───── Data shown ─────
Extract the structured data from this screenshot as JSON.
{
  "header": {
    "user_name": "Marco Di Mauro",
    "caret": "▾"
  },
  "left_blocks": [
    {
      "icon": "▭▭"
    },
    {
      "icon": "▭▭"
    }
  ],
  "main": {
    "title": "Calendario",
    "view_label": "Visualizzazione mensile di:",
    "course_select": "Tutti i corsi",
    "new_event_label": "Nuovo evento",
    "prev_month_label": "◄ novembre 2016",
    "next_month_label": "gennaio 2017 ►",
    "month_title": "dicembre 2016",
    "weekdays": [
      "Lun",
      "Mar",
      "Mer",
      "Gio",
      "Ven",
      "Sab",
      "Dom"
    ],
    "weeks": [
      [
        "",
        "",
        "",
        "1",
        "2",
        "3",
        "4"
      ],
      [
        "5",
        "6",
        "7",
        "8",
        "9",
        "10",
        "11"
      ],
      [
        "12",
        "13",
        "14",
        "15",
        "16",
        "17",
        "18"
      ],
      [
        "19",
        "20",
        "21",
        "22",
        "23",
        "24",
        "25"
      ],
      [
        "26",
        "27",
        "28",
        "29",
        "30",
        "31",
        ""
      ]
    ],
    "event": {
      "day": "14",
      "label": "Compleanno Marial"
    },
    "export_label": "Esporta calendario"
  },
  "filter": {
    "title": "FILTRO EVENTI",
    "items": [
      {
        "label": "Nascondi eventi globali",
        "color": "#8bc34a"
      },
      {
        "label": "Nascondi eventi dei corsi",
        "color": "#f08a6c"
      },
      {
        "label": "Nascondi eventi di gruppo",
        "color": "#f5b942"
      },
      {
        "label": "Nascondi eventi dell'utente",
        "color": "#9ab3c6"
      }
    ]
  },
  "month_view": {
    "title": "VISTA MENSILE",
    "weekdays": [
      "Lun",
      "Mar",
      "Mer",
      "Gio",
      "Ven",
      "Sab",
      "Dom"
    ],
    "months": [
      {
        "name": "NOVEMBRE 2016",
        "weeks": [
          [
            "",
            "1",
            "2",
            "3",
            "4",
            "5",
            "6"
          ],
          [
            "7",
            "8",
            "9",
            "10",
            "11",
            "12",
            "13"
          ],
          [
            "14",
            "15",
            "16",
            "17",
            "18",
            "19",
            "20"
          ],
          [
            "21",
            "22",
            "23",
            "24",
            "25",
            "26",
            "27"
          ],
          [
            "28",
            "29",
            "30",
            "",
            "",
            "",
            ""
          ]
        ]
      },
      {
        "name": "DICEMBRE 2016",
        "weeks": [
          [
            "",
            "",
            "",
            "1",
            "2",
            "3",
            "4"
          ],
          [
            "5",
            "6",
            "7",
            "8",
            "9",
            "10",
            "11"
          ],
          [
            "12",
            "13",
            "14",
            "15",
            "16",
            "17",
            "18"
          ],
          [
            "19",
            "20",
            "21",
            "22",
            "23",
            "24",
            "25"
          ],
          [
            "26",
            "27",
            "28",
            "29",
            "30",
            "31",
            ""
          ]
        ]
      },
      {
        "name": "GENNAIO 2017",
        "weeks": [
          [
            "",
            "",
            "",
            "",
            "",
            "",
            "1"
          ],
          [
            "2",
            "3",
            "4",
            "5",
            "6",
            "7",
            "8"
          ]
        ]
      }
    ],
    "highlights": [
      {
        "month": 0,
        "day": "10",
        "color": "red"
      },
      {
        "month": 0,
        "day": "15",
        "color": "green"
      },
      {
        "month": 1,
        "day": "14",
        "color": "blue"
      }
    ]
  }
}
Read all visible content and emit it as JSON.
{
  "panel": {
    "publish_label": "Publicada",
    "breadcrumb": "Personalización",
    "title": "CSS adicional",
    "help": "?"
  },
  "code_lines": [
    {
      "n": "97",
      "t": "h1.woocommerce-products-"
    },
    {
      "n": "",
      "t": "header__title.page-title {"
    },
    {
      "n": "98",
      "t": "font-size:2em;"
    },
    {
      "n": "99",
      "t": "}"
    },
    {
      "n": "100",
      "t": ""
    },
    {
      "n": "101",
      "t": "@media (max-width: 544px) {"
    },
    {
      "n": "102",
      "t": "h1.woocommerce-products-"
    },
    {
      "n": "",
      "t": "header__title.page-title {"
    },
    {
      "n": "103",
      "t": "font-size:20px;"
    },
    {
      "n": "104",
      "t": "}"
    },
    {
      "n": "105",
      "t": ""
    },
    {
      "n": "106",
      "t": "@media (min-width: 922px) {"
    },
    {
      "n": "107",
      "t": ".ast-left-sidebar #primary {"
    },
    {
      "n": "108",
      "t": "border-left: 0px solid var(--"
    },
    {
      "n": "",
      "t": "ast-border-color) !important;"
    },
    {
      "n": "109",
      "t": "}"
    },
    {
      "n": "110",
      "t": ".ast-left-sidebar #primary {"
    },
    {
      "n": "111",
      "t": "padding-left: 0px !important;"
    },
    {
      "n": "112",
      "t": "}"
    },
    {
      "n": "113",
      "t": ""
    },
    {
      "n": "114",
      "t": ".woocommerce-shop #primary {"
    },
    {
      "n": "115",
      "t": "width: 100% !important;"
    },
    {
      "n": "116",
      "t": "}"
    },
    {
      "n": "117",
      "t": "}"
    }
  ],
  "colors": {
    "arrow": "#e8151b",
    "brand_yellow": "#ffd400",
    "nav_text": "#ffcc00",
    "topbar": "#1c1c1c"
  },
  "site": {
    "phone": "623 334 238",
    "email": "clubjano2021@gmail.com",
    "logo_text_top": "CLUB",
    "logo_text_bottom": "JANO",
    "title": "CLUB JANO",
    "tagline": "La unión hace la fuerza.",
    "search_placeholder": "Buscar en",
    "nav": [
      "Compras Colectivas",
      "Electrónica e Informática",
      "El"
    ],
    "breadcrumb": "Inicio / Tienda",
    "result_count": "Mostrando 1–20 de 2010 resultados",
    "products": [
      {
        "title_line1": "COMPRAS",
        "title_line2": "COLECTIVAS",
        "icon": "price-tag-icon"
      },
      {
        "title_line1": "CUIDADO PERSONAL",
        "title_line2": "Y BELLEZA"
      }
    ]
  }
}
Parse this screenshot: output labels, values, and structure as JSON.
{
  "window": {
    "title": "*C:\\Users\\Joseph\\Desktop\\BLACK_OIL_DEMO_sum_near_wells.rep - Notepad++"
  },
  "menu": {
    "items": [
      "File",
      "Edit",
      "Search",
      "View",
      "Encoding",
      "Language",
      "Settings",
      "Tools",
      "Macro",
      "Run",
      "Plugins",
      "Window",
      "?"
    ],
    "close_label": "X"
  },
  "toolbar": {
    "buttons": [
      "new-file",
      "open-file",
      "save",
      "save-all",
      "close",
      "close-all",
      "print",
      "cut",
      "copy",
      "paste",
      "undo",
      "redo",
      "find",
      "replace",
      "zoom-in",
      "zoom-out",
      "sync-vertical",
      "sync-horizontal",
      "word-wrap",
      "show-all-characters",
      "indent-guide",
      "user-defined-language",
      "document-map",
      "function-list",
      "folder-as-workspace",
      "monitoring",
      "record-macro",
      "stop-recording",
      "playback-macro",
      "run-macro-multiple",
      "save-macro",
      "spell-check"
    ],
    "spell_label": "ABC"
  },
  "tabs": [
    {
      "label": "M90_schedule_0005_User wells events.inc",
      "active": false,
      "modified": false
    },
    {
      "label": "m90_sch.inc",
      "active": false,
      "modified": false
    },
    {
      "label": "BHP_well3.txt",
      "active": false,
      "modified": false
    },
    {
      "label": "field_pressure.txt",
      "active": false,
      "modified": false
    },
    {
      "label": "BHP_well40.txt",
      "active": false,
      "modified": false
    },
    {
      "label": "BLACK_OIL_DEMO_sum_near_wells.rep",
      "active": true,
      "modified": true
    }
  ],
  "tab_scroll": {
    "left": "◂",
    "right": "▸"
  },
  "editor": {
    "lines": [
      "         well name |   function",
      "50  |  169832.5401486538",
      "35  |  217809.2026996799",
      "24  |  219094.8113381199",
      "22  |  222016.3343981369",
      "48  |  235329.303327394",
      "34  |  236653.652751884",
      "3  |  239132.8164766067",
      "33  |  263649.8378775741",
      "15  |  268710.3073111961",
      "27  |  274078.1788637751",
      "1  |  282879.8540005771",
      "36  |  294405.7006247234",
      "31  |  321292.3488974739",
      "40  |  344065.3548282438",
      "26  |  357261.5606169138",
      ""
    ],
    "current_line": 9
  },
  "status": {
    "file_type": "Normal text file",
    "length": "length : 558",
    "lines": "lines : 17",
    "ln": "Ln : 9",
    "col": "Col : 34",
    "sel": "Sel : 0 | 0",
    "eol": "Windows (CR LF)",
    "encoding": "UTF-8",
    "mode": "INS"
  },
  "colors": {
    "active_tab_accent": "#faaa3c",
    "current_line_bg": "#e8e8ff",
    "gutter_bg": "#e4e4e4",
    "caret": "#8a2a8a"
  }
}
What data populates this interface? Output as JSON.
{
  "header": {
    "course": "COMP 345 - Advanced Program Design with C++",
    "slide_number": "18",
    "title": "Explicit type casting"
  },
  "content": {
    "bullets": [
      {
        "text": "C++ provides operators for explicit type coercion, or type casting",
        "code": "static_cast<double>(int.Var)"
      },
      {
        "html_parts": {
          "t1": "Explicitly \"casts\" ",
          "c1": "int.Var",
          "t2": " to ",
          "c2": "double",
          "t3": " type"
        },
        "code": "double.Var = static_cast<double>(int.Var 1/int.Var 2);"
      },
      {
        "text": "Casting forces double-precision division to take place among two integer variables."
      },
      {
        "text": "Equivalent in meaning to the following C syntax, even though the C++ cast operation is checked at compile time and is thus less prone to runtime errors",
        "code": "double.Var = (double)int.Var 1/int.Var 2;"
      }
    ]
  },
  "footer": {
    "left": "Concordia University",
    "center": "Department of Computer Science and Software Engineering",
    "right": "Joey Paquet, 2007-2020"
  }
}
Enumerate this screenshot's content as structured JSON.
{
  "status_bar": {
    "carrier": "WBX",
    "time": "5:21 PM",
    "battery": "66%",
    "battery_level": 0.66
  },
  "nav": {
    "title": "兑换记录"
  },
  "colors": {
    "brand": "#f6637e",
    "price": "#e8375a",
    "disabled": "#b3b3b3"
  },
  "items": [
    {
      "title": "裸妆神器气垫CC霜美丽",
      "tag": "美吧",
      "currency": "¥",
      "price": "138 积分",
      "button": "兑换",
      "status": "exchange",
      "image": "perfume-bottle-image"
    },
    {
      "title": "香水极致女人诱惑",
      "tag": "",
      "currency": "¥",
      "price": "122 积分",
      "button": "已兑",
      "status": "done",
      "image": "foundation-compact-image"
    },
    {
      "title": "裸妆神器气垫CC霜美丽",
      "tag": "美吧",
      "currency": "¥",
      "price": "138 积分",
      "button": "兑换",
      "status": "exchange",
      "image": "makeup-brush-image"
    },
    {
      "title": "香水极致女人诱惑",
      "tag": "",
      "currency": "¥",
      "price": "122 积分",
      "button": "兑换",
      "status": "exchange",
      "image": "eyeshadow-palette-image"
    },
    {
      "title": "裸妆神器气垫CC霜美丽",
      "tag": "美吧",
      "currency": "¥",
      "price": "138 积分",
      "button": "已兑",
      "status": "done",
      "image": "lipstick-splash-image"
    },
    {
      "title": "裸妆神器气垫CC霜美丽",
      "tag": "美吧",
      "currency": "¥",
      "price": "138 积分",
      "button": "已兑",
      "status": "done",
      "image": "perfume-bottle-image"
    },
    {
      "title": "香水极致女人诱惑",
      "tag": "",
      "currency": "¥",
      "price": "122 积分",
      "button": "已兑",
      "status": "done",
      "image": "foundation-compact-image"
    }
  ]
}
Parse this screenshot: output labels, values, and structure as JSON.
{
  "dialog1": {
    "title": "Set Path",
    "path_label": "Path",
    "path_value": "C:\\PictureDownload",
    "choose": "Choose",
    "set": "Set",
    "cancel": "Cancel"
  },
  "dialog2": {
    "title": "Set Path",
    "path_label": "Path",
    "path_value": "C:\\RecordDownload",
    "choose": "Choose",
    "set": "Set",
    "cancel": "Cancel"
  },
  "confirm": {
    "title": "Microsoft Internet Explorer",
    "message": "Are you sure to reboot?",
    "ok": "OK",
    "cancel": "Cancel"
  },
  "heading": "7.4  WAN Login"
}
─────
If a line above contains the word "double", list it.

        "code": "static_cast<double>(int.Var)"
          "c2": "double",
        "code": "double.Var = static_cast<double>(int.Var 1/int.Var 2);"
        "text": "Casting forces double-precision division to take place among two integer variables."
        "code": "double.Var = (double)int.Var 1/int.Var 2;"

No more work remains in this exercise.